While the Federal Communications Commission (FCC) took action in the previous years to adopt consistent rules across the Country, a recent Court decision has called those rules into question. In response, a bipartisan group of Senators has introduced Legislation to give FCC back the authority to stop this abuse. The Inmate Calling Technical Correction Act, S.2520 will clarify Congress intends to protect all consumers from this broken system, including rates to connect people in Jails. The Prison Phone Justice Coalition is asking members of the Public to join its efforts to seek a hearing for this Legislation in the Senate Committee on Commerce, Science and Transportation, Senator Roger Wicker, Chair of the Senate Commerce Subcommittee on Communications, Technology, Innovation and the Internet, should co-sponsor this Legislation and support its passage.
Prisoner Rights Advocate
Grassroots Alliance for Justice
*August 21 Nationwide Prison Strike Demands*
1. Immediate improvements to the conditions of prisons and prison policies that recognize the humanity of imprisoned men and women.
2. An immediate end to prison slavery. All persons imprisoned in any place of detention under United States jurisdiction must be paid the prevailing wage in their state or territory for their labor.
3. The Prison Litigation Reform Act must be rescinded, allowing imprisoned humans a proper channel to address grievances and violations of their rights.
4. The Truth in Sentencing Act and the Sentencing Reform Act must be rescinded so that imprisoned humans have a possibility of rehabilitation and parole. No human shall be sentenced to Death by Incarceration or serve any sentence without the possibility of parole.
5. An immediate end to the racial overcharging, over-sentencing, and parole denials of Black and brown inmates. Black humans shall no longer be denied parole because the victim of the crime was white, which is a particular problem in the southern states.
6. An immediate end to racist gang enhancement laws targeting Black and brown humans.
7. No imprisoned humans shall be denied access to rehabilitation programs at their place of detention because of their label as a violent offender.
8. State prisons must be funded specifically to offer more rehabilitation services.
9. Pell grants must be reinstated in all US states and territories.

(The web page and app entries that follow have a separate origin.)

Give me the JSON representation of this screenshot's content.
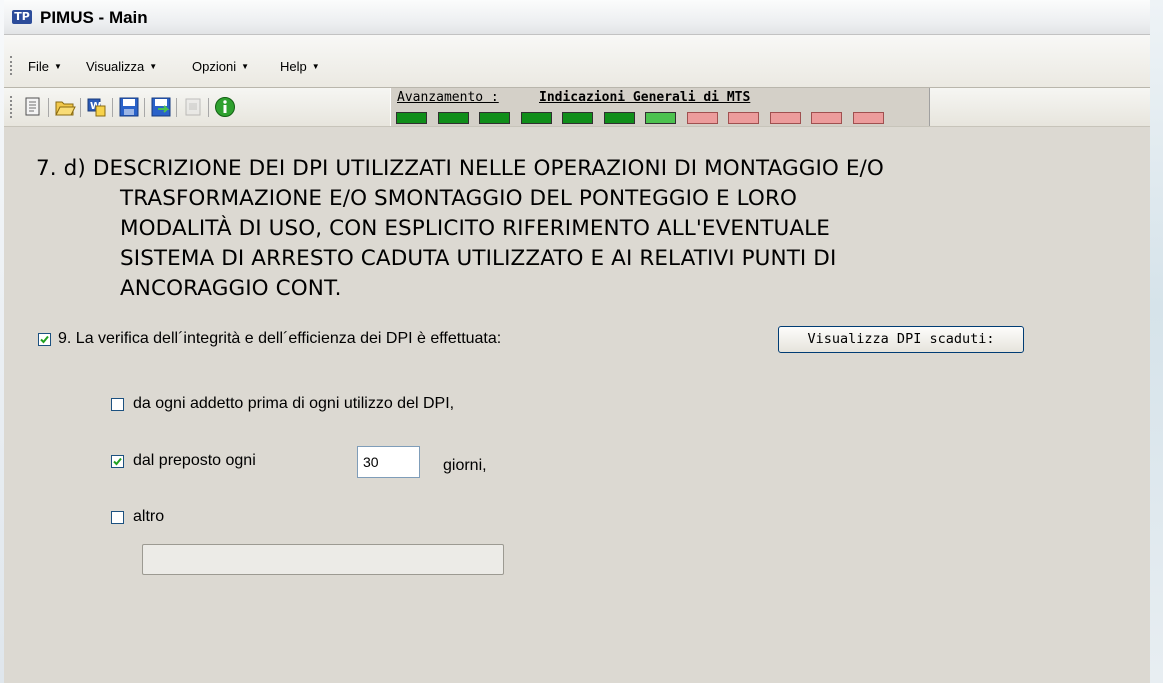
{
  "window": {
    "title": "PIMUS - Main",
    "logo_text": "TP"
  },
  "menu": [
    {
      "label": "File"
    },
    {
      "label": "Visualizza"
    },
    {
      "label": "Opzioni"
    },
    {
      "label": "Help"
    }
  ],
  "toolbar": {
    "buttons": [
      {
        "icon": "new-document-icon"
      },
      {
        "icon": "open-folder-icon"
      },
      {
        "icon": "word-export-icon"
      },
      {
        "icon": "save-icon"
      },
      {
        "icon": "save-as-icon"
      },
      {
        "icon": "print-icon",
        "disabled": true
      },
      {
        "icon": "info-icon"
      }
    ]
  },
  "progress": {
    "prefix": "Avanzamento :",
    "step": "Indicazioni Generali di MTS",
    "segments": [
      "done",
      "done",
      "done",
      "done",
      "done",
      "done",
      "current",
      "todo",
      "todo",
      "todo",
      "todo",
      "todo"
    ],
    "colors": {
      "done": "#108e1a",
      "current": "#4cc24f",
      "todo": "#ec9c9c"
    }
  },
  "section": {
    "title_lines": [
      "7. d) DESCRIZIONE DEI DPI UTILIZZATI NELLE OPERAZIONI DI MONTAGGIO E/O",
      "TRASFORMAZIONE E/O SMONTAGGIO DEL PONTEGGIO E LORO",
      "MODALITÀ DI USO, CON ESPLICITO RIFERIMENTO ALL'EVENTUALE",
      "SISTEMA DI ARRESTO CADUTA UTILIZZATO E AI RELATIVI PUNTI DI",
      "ANCORAGGIO CONT."
    ]
  },
  "form": {
    "main_check": {
      "label": "9. La verifica dell´integrità e dell´efficienza dei DPI è effettuata:",
      "checked": true
    },
    "button_label": "Visualizza DPI scaduti:",
    "options": [
      {
        "label": "da ogni addetto prima di ogni utilizzo del DPI,",
        "checked": false
      },
      {
        "label": "dal preposto ogni",
        "checked": true,
        "value": "30",
        "suffix": "giorni,"
      },
      {
        "label": "altro",
        "checked": false,
        "value": ""
      }
    ]
  }
}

10. The voting rights of all confined citizens serving prison sentences, pretrial detainees, and so-called "ex-felons" must be counted. Representation is demanded. All voices count.
2019 jan 22
2018 dec 23
2018 dec 21
2018 dec 19
2018 nov 5
2018 oct 11